**Task objective:** Please copy out all lines of the entries that contain the word "camera".

Records contained in a dataset:
=== Section Start ===
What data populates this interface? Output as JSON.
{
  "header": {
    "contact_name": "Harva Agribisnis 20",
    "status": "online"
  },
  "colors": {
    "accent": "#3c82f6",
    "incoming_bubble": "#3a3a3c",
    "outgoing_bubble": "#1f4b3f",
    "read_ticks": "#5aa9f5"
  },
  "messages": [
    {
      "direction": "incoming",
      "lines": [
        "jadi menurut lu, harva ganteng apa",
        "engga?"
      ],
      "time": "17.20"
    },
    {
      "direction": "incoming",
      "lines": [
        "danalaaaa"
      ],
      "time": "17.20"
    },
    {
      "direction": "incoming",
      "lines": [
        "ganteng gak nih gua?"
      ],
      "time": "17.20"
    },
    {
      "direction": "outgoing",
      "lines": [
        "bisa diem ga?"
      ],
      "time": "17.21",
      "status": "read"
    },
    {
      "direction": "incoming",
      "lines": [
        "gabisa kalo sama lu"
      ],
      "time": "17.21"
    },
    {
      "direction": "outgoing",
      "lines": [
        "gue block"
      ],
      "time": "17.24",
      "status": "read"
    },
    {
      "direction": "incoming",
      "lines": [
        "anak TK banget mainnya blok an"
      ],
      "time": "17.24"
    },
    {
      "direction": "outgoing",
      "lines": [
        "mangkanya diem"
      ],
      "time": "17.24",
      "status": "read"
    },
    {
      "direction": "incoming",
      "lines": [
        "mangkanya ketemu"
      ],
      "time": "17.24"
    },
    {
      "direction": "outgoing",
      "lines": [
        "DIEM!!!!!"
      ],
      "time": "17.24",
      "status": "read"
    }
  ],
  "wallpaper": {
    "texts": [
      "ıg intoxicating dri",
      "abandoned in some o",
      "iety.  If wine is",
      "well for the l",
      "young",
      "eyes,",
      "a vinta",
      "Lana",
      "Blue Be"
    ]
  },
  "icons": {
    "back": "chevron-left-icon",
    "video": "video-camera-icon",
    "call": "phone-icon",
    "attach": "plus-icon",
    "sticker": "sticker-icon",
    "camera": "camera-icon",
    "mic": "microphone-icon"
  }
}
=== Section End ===
**Your response:**
    "video": "video-camera-icon",
    "camera": "camera-icon",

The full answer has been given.